• **PROBLEM DETAILS**: Scan the records below for the string "Copilot" and return every line where it appears.

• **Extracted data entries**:

Segment Open

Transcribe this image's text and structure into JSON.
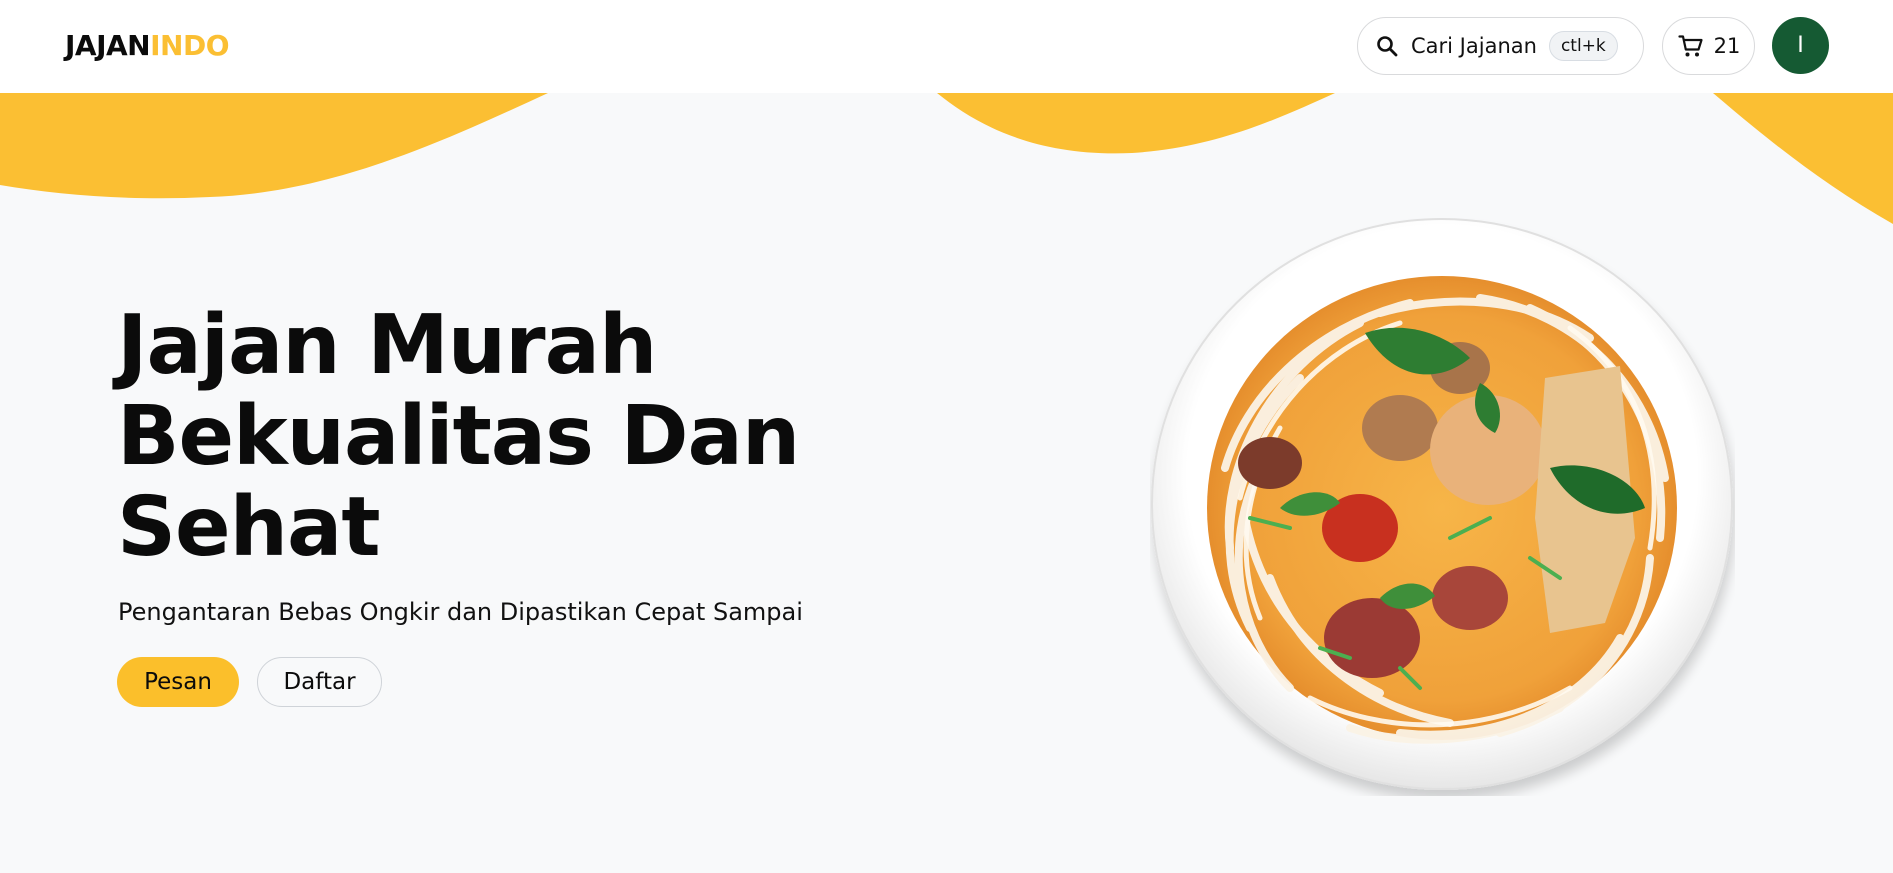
{
  "header": {
    "logo_part1": "JAJAN",
    "logo_part2": "INDO",
    "search_label": "Cari Jajanan",
    "search_shortcut": "ctl+k",
    "cart_count": "21",
    "avatar_initial": "I",
    "search_icon": "search-icon",
    "cart_icon": "cart-icon"
  },
  "hero": {
    "title_line1": "Jajan Murah",
    "title_line2": "Bekualitas Dan",
    "title_line3": "Sehat",
    "subtitle": "Pengantaran Bebas Ongkir dan Dipastikan Cepat Sampai",
    "primary_button": "Pesan",
    "secondary_button": "Daftar",
    "image": "noodle-soup-bowl"
  },
  "colors": {
    "accent": "#fbbf33",
    "background": "#f8f9fa",
    "avatar_bg": "#155a33",
    "text": "#0b0b0b"
  }
}
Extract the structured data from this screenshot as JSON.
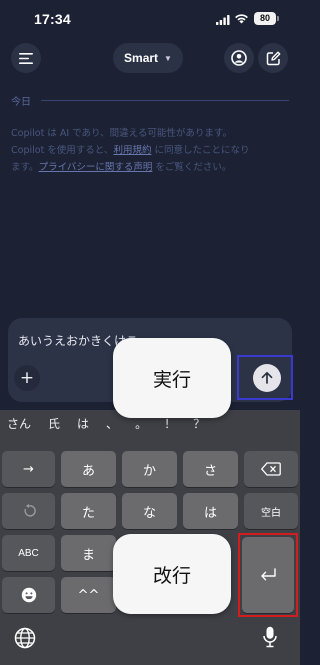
{
  "status": {
    "time": "17:34",
    "battery": "80"
  },
  "header": {
    "model_label": "Smart"
  },
  "chat": {
    "date_label": "今日",
    "disclaimer": {
      "line1": "Copilot は AI であり、間違える可能性があります。",
      "line2_a": "Copilot を使用すると、",
      "terms_link": "利用規約",
      "line2_b": " に同意したことになり",
      "line3_a": "ます。",
      "privacy_link": "プライバシーに関する声明",
      "line3_b": " をご覧ください。"
    }
  },
  "composer": {
    "input_text": "あいうえおかきくけこ"
  },
  "annotations": {
    "execute_label": "実行",
    "newline_label": "改行"
  },
  "keyboard": {
    "candidates": [
      "さん",
      "氏",
      "は",
      "、",
      "。",
      "！",
      "？"
    ],
    "row1": {
      "arrow": "→",
      "k1": "あ",
      "k2": "か",
      "k3": "さ"
    },
    "row2": {
      "k1": "た",
      "k2": "な",
      "k3": "は",
      "space": "空白"
    },
    "row3": {
      "abc": "ABC",
      "k1": "ま"
    },
    "row4": {
      "k1": "^^"
    }
  },
  "colors": {
    "background": "#1c2233",
    "annotation_blue": "#3a3acf",
    "annotation_red": "#d11d1d"
  }
}
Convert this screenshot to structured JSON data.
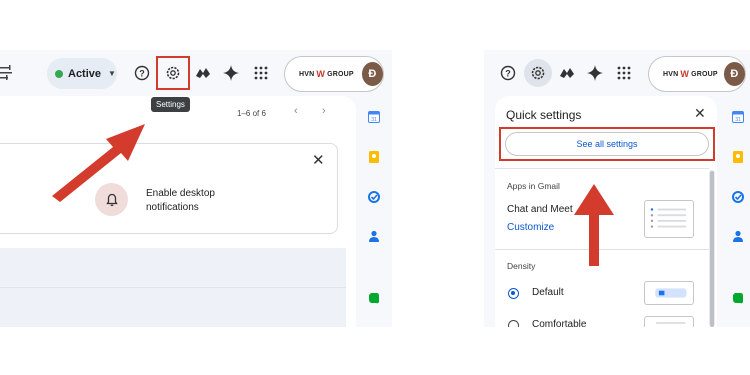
{
  "left_panel": {
    "status": {
      "label": "Active"
    },
    "tooltip": "Settings",
    "pagination": "1–6 of 6",
    "account": {
      "brand_left": "HVN",
      "brand_right": "GROUP",
      "avatar_initial": "Đ"
    },
    "notification": {
      "text": "Enable desktop notifications"
    }
  },
  "right_panel": {
    "account": {
      "brand_left": "HVN",
      "brand_right": "GROUP",
      "avatar_initial": "Đ"
    },
    "quick_settings": {
      "title": "Quick settings",
      "see_all": "See all settings",
      "apps_section": "Apps in Gmail",
      "chat_label": "Chat and Meet",
      "customize": "Customize",
      "density_section": "Density",
      "density_options": [
        "Default",
        "Comfortable"
      ]
    }
  },
  "colors": {
    "highlight": "#d33b2c",
    "accent": "#0b57d0",
    "status_green": "#34a853"
  },
  "icons": [
    "filter-icon",
    "help-icon",
    "settings-icon",
    "apps-icon",
    "gemini-icon",
    "grid-icon",
    "bell-icon",
    "close-icon",
    "calendar-icon",
    "keep-icon",
    "tasks-icon",
    "contacts-icon",
    "evernote-icon"
  ]
}
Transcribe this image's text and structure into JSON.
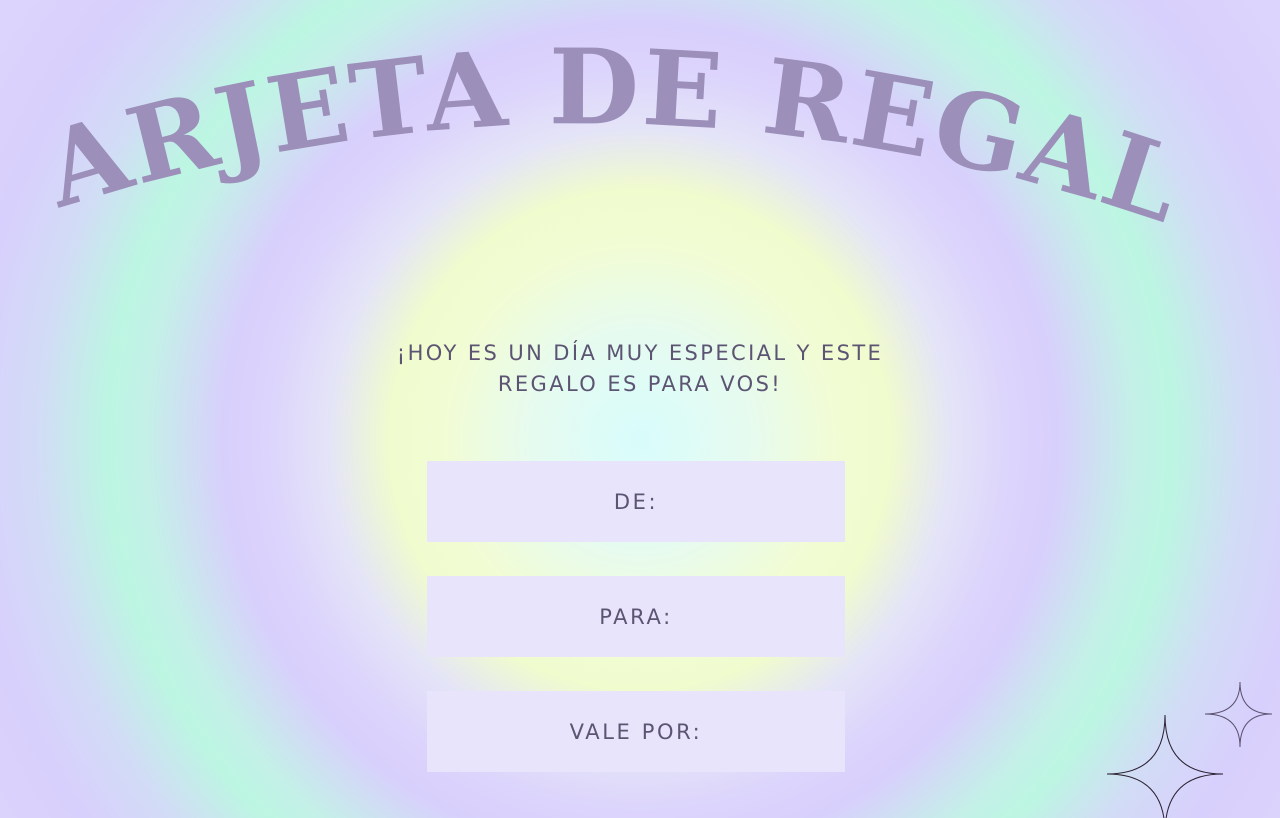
{
  "card": {
    "title": "TARJETA DE REGALO",
    "subtitle_line1": "¡HOY ES UN DÍA MUY ESPECIAL Y ESTE",
    "subtitle_line2": "REGALO ES PARA VOS!",
    "fields": {
      "from_label": "DE:",
      "to_label": "PARA:",
      "value_label": "VALE POR:"
    }
  },
  "colors": {
    "title": "#9c8fba",
    "text": "#5c5473",
    "field_background": "#e8e4fc",
    "gradient_center": "#d8fcfc",
    "gradient_yellow": "#f0fbce",
    "gradient_lavender": "#d8d0fc",
    "gradient_mint": "#bcf6e2"
  },
  "icons": [
    "large-sparkle-icon",
    "small-sparkle-icon"
  ]
}
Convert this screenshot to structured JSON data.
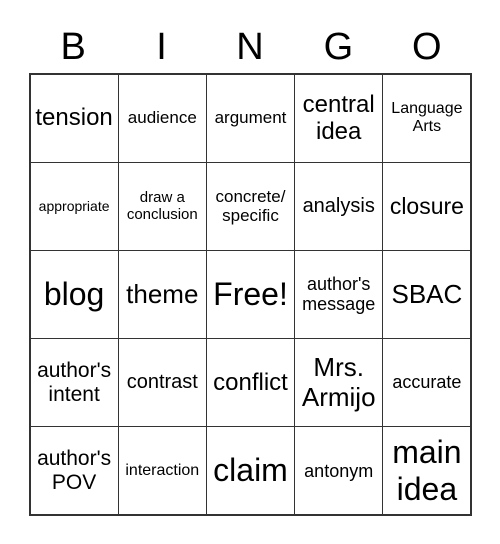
{
  "header": [
    "B",
    "I",
    "N",
    "G",
    "O"
  ],
  "cells": [
    [
      "tension",
      "audience",
      "argument",
      "central idea",
      "Language Arts"
    ],
    [
      "appropriate",
      "draw a conclusion",
      "concrete/ specific",
      "analysis",
      "closure"
    ],
    [
      "blog",
      "theme",
      "Free!",
      "author's message",
      "SBAC"
    ],
    [
      "author's intent",
      "contrast",
      "conflict",
      "Mrs. Armijo",
      "accurate"
    ],
    [
      "author's POV",
      "interaction",
      "claim",
      "antonym",
      "main idea"
    ]
  ]
}
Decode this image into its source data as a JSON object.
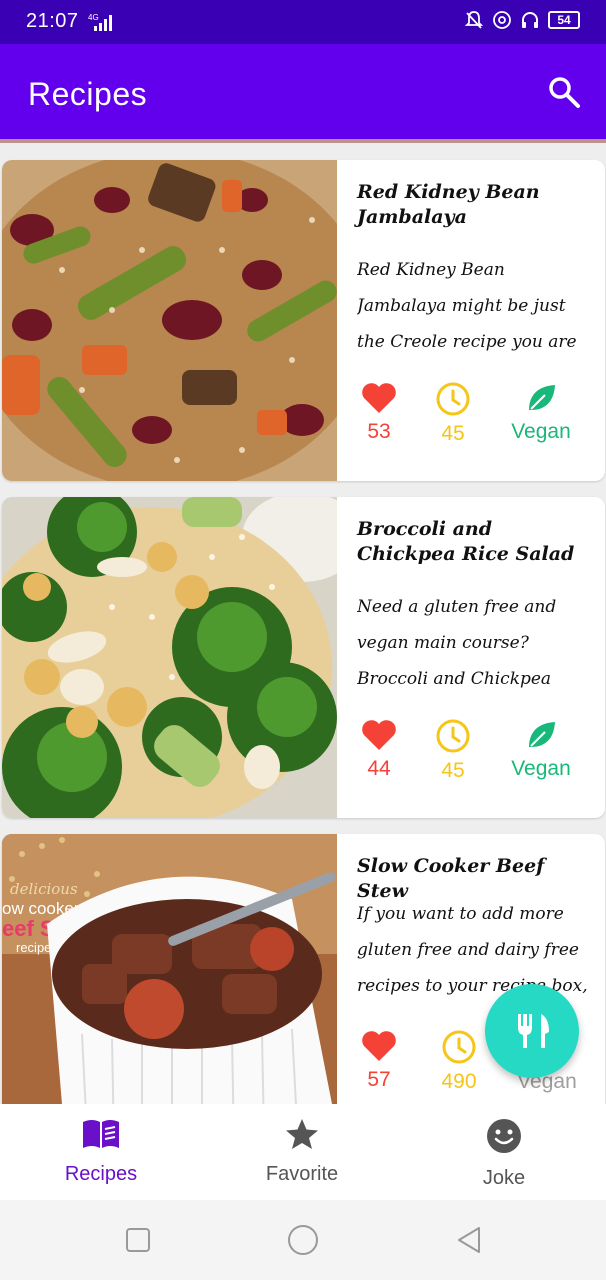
{
  "status_bar": {
    "time": "21:07",
    "network": "4G",
    "battery": "54"
  },
  "app_bar": {
    "title": "Recipes",
    "search_icon": "search-icon"
  },
  "recipes": [
    {
      "title": "Red Kidney Bean Jambalaya",
      "description": "Red Kidney Bean Jambalaya might be just the Creole recipe you are searching for. One serv...",
      "likes": "53",
      "minutes": "45",
      "diet": "Vegan"
    },
    {
      "title": "Broccoli and Chickpea Rice Salad",
      "description": "Need a gluten free and vegan main course?Broccoli and Chickpea Rice Salad could be a...",
      "likes": "44",
      "minutes": "45",
      "diet": "Vegan"
    },
    {
      "title": "Slow Cooker Beef Stew",
      "description": "If you want to add more gluten free and dairy free recipes to your recipe box, Slow Cooker B...",
      "likes": "57",
      "minutes": "490",
      "diet": "Vegan",
      "photo_caption": [
        "delicious",
        "ow cooker",
        "eef Stew",
        "recipe"
      ]
    }
  ],
  "fab": {
    "icon": "fork-knife-icon"
  },
  "bottom_nav": {
    "items": [
      {
        "label": "Recipes",
        "icon": "book-icon",
        "active": true
      },
      {
        "label": "Favorite",
        "icon": "star-icon",
        "active": false
      },
      {
        "label": "Joke",
        "icon": "smiley-icon",
        "active": false
      }
    ]
  },
  "colors": {
    "primary": "#6200ee",
    "status_bar": "#3a00b4",
    "heart": "#f44336",
    "clock": "#f5c518",
    "vegan": "#18b87a",
    "fab": "#26d9c4",
    "inactive": "#555555"
  }
}
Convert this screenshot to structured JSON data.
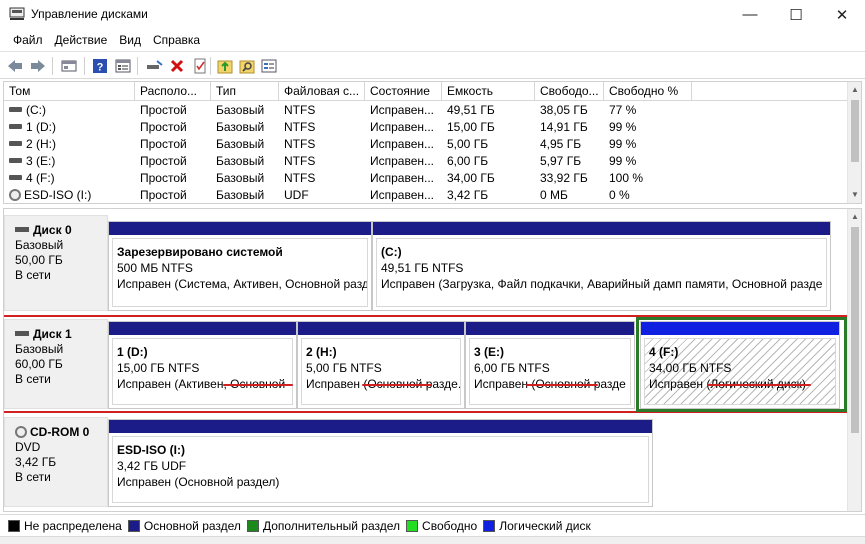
{
  "window": {
    "title": "Управление дисками",
    "min_glyph": "—",
    "max_glyph": "☐",
    "close_glyph": "✕"
  },
  "menu": [
    "Файл",
    "Действие",
    "Вид",
    "Справка"
  ],
  "toolbar_icons": [
    "back-icon",
    "forward-icon",
    "console-icon",
    "help-icon",
    "properties-icon",
    "connect-drive-icon",
    "delete-icon",
    "check-icon",
    "import-icon",
    "search-icon",
    "settings-icon"
  ],
  "volume_table": {
    "columns": [
      "Том",
      "Располо...",
      "Тип",
      "Файловая с...",
      "Состояние",
      "Емкость",
      "Свободо...",
      "Свободно %"
    ],
    "rows": [
      {
        "tom": "(C:)",
        "loc": "Простой",
        "type": "Базовый",
        "fs": "NTFS",
        "state": "Исправен...",
        "cap": "49,51 ГБ",
        "free": "38,05 ГБ",
        "pct": "77 %",
        "icon": "drive-icon"
      },
      {
        "tom": "1 (D:)",
        "loc": "Простой",
        "type": "Базовый",
        "fs": "NTFS",
        "state": "Исправен...",
        "cap": "15,00 ГБ",
        "free": "14,91 ГБ",
        "pct": "99 %",
        "icon": "drive-icon"
      },
      {
        "tom": "2 (H:)",
        "loc": "Простой",
        "type": "Базовый",
        "fs": "NTFS",
        "state": "Исправен...",
        "cap": "5,00 ГБ",
        "free": "4,95 ГБ",
        "pct": "99 %",
        "icon": "drive-icon"
      },
      {
        "tom": "3 (E:)",
        "loc": "Простой",
        "type": "Базовый",
        "fs": "NTFS",
        "state": "Исправен...",
        "cap": "6,00 ГБ",
        "free": "5,97 ГБ",
        "pct": "99 %",
        "icon": "drive-icon"
      },
      {
        "tom": "4 (F:)",
        "loc": "Простой",
        "type": "Базовый",
        "fs": "NTFS",
        "state": "Исправен...",
        "cap": "34,00 ГБ",
        "free": "33,92 ГБ",
        "pct": "100 %",
        "icon": "drive-icon"
      },
      {
        "tom": "ESD-ISO (I:)",
        "loc": "Простой",
        "type": "Базовый",
        "fs": "UDF",
        "state": "Исправен...",
        "cap": "3,42 ГБ",
        "free": "0 МБ",
        "pct": "0 %",
        "icon": "cd-icon"
      }
    ]
  },
  "disks": [
    {
      "name": "Диск 0",
      "type": "Базовый",
      "size": "50,00 ГБ",
      "status": "В сети",
      "partitions": [
        {
          "name": "Зарезервировано системой",
          "size": "500 МБ NTFS",
          "status": "Исправен (Система, Активен, Основной разд"
        },
        {
          "name": "(C:)",
          "size": "49,51 ГБ NTFS",
          "status": "Исправен (Загрузка, Файл подкачки, Аварийный дамп памяти, Основной разде"
        }
      ]
    },
    {
      "name": "Диск 1",
      "type": "Базовый",
      "size": "60,00 ГБ",
      "status": "В сети",
      "partitions": [
        {
          "name": "1  (D:)",
          "size": "15,00 ГБ NTFS",
          "status": "Исправен (Активен, Основной"
        },
        {
          "name": "2  (H:)",
          "size": "5,00 ГБ NTFS",
          "status": "Исправен (Основной разде."
        },
        {
          "name": "3  (E:)",
          "size": "6,00 ГБ NTFS",
          "status": "Исправен (Основной разде"
        },
        {
          "name": "4  (F:)",
          "size": "34,00 ГБ NTFS",
          "status": "Исправен (Логический диск)"
        }
      ]
    },
    {
      "name": "CD-ROM 0",
      "type": "DVD",
      "size": "3,42 ГБ",
      "status": "В сети",
      "partitions": [
        {
          "name": "ESD-ISO  (I:)",
          "size": "3,42 ГБ UDF",
          "status": "Исправен (Основной раздел)"
        }
      ]
    }
  ],
  "legend": [
    {
      "label": "Не распределена",
      "color": "#000000"
    },
    {
      "label": "Основной раздел",
      "color": "#1c1c88"
    },
    {
      "label": "Дополнительный раздел",
      "color": "#1a8a1a"
    },
    {
      "label": "Свободно",
      "color": "#22dd22"
    },
    {
      "label": "Логический диск",
      "color": "#1020e0"
    }
  ],
  "colors": {
    "primary_partition": "#1c1c88",
    "logical_partition": "#1020e0",
    "annotation_red": "#d02020",
    "annotation_green": "#2a7a2a"
  }
}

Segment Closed

• **REPLY**:
      "line1": "Copilot は AI であり、間違える可能性があります。",
      "line2_a": "Copilot を使用すると、",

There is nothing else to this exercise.